Does it surprise you to learn that surrogacy contracts aren’t currently valid in Michigan?
In this day and age, many parents take an untraditional route to parenthood. Pregnancy can be difficult, dangerous or outright impossible for some women, and surrogacy is one way that they can still become parents. However, surrogacy contracts are currently disallowed in three states, including Michigan – and Michigan is the only one that criminalizes them.
That may change, however, if Rep. Samantha Steckloff and others have their way.
The Assisted Reproduction and Surrogacy Parentage Act may change things
While opponents say that allowing surrogacy contracts would essentially “put children up for sale” and “exploit vulnerable women,” the Assisted Reproduction and Surrogacy Parentage Act, or HB 5207, would actually bring Michigan in line with the vast majority of other states.
Currently, organizing a surrogacy contract is a felony offense that can result in a $50,000 fine and five years in prison. Participating in one is a misdemeanor offense that can be punished by a whopping $10,000 fine and a year in jail.

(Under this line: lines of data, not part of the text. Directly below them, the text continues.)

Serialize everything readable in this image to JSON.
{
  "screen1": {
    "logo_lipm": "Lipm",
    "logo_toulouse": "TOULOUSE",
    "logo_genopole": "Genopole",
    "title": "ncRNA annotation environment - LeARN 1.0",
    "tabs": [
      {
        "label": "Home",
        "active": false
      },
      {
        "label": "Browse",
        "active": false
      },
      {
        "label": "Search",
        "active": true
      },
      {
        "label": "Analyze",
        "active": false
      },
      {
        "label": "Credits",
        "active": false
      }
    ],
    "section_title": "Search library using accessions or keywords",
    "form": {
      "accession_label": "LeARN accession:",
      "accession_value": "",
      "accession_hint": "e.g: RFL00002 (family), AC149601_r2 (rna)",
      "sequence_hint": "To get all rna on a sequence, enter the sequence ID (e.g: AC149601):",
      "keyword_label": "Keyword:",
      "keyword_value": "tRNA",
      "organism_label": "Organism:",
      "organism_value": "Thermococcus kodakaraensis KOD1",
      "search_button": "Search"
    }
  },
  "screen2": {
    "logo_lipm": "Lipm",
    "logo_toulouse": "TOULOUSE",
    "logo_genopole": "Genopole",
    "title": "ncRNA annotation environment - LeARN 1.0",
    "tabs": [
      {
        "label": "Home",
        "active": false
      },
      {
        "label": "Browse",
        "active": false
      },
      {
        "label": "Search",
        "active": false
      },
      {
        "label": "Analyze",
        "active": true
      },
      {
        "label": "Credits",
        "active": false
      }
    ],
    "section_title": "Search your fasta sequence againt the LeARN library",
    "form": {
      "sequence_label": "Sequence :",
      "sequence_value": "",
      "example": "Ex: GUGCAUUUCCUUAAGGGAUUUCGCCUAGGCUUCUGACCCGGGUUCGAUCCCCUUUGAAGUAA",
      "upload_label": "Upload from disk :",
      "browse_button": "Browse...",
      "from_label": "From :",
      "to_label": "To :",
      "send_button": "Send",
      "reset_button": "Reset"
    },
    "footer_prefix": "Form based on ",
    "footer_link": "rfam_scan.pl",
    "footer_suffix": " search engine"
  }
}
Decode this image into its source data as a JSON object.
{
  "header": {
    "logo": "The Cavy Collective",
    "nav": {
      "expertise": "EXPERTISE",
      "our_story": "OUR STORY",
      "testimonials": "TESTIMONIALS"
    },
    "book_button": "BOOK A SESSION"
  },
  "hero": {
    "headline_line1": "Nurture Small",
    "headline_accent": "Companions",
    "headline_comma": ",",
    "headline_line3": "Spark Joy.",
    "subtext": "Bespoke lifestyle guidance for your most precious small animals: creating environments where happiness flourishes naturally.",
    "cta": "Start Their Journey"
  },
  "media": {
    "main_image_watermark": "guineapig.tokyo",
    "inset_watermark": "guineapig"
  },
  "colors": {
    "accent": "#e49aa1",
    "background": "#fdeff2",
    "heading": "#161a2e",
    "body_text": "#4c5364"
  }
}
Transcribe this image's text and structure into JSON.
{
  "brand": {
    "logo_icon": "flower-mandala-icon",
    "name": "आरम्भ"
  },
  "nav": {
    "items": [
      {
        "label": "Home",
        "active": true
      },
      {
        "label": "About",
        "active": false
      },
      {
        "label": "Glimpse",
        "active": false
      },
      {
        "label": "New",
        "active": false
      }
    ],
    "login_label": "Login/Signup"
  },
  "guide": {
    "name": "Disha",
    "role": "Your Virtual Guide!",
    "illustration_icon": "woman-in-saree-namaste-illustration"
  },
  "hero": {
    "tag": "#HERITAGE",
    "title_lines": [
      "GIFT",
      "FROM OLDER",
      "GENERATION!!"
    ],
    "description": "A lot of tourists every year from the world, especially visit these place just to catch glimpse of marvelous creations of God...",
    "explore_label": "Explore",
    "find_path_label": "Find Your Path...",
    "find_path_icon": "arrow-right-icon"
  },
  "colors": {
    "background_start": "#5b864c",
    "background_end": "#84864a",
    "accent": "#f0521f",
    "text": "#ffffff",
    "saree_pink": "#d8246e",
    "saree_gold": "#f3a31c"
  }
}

If HB 5207 passes, surrogacy contracts can be made so long as the surrogate is over 21, has previously given birth and completed a battery of medical and mental health tests to assure suitability. In addition, the surrogate would have to have independent legal representation throughout the entire process to protect their rights.
While it remains to be seen if HB 5207 will garner enough bipartisan support to pass during the next legislative session, there is much optimism surrounding the bill.
If you are considering an alternative path to parenthood, like surrogacy, it pays to have experienced legal guidance early on. That can help you stay abreast of any changes in the law as they develop.